Gloss reviews Hagiography
The cover of Jen Currin's second book of poetry features a quirky illustration of an old house on top of a mountain with a large halo inexplicably floating above it. The poems in Hagiography are equally eccentric and intriguing, and do indeed elevate odd fragments of life. Traditionally, hagiography is writing about the lives of saints; Currin plays with this concept and shoves haloes onto strong, familiar images that are sacred in poetry: trees, mountains, the sea, fish, fire, birds. In a tone reminiscent of fairy tales and mythology, Currin spins archetypal images into poems that are incongruous and whimsical.

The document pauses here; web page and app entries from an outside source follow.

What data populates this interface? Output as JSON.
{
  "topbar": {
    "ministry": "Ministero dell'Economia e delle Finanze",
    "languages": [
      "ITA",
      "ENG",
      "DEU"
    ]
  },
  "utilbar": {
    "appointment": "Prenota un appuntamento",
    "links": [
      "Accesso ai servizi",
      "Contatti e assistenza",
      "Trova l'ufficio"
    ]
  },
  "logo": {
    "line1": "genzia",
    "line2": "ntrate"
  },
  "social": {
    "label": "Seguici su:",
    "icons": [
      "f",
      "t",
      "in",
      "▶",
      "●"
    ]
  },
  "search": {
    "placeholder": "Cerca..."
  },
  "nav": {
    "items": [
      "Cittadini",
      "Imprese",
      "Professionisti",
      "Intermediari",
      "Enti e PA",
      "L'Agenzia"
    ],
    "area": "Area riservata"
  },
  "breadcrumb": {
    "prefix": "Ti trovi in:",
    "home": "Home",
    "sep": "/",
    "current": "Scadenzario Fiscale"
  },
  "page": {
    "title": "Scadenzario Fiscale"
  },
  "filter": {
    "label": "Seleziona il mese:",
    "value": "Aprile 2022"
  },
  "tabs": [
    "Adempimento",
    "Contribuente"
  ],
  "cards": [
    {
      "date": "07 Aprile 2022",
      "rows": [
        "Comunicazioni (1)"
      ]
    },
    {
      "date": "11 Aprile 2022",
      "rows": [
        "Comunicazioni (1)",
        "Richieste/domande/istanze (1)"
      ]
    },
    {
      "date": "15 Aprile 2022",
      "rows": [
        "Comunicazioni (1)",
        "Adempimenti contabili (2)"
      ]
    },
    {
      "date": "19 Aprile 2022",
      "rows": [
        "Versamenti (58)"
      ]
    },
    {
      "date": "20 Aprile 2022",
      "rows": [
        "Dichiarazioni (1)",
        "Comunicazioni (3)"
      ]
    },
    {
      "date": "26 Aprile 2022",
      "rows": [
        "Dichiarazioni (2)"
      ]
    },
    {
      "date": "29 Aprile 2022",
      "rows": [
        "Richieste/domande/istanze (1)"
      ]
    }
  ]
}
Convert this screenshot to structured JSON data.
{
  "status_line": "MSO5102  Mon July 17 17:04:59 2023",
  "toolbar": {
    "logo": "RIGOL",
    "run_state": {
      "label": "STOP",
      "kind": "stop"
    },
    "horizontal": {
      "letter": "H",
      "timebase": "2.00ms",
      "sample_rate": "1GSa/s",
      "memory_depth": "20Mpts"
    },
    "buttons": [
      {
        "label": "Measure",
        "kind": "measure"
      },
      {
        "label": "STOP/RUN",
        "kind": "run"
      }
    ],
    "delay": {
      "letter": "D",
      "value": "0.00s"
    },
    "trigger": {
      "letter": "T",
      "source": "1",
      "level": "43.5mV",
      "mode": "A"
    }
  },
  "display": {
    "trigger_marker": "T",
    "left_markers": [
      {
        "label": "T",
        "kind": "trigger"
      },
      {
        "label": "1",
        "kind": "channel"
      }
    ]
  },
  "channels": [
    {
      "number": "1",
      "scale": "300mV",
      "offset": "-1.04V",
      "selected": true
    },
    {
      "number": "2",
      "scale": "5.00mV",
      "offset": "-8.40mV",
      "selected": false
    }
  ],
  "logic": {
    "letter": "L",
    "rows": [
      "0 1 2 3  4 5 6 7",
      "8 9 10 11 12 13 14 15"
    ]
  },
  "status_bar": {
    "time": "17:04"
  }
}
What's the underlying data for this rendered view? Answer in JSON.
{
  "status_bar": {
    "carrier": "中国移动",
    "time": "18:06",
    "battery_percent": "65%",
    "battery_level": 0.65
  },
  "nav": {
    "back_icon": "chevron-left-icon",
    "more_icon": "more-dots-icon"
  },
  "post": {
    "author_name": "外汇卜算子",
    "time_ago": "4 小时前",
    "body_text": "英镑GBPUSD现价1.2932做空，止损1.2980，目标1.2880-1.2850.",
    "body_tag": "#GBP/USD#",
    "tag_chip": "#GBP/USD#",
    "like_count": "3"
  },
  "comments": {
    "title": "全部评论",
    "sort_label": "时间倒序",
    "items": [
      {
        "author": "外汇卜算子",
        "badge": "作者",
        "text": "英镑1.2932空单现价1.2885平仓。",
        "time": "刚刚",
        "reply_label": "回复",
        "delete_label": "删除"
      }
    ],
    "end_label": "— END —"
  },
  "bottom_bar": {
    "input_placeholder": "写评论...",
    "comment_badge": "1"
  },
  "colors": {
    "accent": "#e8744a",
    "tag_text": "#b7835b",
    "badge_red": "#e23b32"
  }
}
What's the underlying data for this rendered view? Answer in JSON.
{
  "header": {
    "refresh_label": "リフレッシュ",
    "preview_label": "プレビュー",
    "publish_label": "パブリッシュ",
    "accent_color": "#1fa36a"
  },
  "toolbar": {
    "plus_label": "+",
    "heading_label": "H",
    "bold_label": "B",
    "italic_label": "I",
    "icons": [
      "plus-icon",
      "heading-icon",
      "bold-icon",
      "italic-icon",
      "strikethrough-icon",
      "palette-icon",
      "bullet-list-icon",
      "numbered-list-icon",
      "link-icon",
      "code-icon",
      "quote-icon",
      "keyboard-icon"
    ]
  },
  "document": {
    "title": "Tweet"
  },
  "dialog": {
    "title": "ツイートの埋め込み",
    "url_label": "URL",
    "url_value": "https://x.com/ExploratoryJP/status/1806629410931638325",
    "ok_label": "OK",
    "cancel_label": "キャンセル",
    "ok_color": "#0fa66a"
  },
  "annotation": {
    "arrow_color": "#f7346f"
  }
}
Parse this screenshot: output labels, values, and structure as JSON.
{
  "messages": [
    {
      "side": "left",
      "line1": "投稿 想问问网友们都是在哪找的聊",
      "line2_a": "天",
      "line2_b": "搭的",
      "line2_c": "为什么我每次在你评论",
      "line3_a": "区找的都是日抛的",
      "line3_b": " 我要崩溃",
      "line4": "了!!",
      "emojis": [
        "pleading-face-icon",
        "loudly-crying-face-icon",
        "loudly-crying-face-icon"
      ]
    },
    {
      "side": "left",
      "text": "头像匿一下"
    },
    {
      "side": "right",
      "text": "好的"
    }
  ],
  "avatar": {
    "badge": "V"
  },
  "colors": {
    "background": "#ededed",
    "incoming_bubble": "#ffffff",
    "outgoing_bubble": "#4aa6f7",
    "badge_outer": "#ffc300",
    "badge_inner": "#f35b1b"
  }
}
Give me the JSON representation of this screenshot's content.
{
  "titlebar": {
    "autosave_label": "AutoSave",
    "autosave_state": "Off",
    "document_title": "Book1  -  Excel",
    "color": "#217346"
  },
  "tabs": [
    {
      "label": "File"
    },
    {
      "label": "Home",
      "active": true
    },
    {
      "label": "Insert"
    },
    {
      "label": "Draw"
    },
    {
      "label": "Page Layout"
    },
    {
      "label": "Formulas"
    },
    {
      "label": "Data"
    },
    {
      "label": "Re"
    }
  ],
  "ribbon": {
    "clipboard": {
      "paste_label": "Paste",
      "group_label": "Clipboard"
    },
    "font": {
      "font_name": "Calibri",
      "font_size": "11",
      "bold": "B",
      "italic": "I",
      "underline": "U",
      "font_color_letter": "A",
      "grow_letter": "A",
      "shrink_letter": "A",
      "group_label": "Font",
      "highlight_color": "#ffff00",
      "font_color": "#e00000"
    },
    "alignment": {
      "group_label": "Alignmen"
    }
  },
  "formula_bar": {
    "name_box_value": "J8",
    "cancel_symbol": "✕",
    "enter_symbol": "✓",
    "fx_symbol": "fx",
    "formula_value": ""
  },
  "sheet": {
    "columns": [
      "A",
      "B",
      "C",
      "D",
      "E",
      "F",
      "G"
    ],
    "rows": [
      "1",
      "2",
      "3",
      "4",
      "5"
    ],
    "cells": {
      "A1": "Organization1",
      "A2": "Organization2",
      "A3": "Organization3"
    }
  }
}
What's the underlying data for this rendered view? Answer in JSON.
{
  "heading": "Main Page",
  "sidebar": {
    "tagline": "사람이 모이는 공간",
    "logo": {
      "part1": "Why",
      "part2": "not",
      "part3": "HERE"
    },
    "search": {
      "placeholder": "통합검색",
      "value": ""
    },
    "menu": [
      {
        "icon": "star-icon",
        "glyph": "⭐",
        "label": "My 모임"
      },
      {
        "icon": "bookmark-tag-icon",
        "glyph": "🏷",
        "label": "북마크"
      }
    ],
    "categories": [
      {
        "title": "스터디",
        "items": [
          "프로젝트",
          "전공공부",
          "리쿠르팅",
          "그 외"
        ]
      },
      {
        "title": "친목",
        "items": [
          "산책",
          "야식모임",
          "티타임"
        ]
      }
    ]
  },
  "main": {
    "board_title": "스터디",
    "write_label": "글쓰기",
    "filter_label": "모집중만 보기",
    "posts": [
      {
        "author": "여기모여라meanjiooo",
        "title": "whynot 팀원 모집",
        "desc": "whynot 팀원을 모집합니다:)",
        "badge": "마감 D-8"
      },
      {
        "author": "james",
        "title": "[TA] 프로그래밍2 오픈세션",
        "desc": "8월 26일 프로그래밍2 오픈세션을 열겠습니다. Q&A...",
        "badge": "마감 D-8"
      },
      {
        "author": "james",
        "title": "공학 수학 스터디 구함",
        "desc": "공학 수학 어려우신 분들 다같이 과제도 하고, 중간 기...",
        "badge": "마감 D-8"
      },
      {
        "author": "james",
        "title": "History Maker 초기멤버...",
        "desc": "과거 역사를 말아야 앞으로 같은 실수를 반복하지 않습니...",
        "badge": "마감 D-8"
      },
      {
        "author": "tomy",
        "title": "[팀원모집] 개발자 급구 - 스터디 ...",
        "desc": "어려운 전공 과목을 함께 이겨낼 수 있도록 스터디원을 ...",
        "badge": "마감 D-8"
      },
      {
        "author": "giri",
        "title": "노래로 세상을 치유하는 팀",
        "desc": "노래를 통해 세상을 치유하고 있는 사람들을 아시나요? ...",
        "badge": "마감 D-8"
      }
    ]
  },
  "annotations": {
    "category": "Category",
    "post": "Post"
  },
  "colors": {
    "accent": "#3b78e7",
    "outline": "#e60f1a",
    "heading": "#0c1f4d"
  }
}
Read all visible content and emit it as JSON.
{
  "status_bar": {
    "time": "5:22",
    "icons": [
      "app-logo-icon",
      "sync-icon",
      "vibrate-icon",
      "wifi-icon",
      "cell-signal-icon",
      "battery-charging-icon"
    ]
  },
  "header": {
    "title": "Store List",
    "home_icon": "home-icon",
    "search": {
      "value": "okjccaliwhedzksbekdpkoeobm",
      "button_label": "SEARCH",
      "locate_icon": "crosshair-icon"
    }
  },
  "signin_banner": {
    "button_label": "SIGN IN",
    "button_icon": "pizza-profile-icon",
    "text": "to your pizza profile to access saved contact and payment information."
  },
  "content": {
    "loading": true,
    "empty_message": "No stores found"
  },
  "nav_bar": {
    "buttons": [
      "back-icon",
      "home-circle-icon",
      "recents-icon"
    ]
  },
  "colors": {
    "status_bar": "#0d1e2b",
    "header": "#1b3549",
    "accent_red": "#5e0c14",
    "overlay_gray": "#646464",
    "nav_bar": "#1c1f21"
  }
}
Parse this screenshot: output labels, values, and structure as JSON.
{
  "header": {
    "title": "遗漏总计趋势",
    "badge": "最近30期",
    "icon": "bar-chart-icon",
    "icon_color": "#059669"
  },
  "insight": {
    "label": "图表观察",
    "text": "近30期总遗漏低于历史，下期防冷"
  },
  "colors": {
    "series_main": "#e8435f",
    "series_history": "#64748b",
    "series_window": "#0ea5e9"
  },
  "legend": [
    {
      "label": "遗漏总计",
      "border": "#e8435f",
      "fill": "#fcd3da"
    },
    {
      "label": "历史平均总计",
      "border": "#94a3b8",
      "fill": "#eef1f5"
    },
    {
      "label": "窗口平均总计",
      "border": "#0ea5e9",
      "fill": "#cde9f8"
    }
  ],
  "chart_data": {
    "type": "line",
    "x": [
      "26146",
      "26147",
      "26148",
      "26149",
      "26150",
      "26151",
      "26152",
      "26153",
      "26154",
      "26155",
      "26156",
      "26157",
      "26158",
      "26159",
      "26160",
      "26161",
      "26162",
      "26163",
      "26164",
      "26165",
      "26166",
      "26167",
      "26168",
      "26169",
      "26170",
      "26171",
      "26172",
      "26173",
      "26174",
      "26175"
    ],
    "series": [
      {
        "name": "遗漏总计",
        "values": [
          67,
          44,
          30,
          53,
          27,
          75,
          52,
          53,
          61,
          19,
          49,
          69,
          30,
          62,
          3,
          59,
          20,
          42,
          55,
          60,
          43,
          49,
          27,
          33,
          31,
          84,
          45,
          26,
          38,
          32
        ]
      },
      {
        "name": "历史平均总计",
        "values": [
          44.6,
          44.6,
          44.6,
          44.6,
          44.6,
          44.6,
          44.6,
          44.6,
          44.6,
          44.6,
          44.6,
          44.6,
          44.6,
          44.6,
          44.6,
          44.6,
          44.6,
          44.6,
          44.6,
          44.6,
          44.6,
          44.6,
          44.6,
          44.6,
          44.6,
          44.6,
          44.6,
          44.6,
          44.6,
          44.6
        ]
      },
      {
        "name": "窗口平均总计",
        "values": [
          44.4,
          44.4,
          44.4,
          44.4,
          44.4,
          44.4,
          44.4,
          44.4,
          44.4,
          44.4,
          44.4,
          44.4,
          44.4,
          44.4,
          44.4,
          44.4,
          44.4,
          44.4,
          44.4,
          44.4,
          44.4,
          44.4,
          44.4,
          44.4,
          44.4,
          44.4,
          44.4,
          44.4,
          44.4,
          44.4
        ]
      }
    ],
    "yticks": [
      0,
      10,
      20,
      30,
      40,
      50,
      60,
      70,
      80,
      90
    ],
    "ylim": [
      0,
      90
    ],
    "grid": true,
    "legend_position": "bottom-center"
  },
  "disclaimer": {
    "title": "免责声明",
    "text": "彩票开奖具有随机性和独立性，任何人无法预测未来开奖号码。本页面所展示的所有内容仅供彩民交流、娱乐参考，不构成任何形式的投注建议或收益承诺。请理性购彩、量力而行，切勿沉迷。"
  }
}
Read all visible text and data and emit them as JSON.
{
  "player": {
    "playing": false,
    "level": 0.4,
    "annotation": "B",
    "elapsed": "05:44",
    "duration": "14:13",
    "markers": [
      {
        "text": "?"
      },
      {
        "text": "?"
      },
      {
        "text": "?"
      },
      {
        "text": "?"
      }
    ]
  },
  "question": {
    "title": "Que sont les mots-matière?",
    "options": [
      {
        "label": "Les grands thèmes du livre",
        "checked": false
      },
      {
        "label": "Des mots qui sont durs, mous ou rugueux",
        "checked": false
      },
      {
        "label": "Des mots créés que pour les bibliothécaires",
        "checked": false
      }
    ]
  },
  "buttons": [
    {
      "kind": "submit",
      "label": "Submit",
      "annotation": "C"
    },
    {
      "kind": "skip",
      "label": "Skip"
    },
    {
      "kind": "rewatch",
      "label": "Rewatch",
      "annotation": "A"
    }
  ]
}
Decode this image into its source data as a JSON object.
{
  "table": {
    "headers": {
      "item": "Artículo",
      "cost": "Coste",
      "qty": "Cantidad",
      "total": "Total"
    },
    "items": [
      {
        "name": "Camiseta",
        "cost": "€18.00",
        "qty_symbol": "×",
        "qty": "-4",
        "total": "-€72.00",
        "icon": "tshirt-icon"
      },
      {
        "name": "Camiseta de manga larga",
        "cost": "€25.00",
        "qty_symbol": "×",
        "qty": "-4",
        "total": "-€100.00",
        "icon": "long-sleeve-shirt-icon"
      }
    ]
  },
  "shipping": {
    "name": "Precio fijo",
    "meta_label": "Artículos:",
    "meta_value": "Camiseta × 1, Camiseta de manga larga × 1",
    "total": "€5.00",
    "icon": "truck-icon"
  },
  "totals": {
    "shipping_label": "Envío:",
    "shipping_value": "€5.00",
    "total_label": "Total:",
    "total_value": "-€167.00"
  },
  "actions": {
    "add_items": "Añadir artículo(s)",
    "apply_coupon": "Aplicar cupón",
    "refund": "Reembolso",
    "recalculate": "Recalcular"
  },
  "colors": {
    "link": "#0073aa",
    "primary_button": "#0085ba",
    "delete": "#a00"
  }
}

Hagiography isn't grounded in the real world; rather, her best poems read like dreams, full of pieces of ordinary life that have been transformed into mysterious messages. In 'It Was One of Us, Night or Day,' Currin explains, 'Each tree had to be thanked/ so I set to my task ... The spirits urged me to hold up a branch/ and act like a magician/ but I refused./ Since birth I have been afraid of stories.' Despite her apparent fear of stories, Currin is unmistakably drawn to folklore and the eerie images that often accompany storytelling. In 'A Bat Unveiled' she laments, 'A tree falls to its knees./ I become the sudden murderer,/ unable to recognize the radishes/ of my hands.'
At times, it seems the poems try to out-weird one another with their arbitrary titles and baffling syntax. 'Shadow/Distinction' begins, 'Boys of the frog illiterate/ lighten our studies/ in the man-woman-tiger church.' 'Acrobats Glow in the Dark' matter-of-factly explains, 'The carnival is a block away./ The brothel where we clip our fingernails/ when we are in the mood.' I recommend that you have patience with the collection, for the majority of Currin's poems succeed in transforming the archetypal into the fresh, strange and spiritual.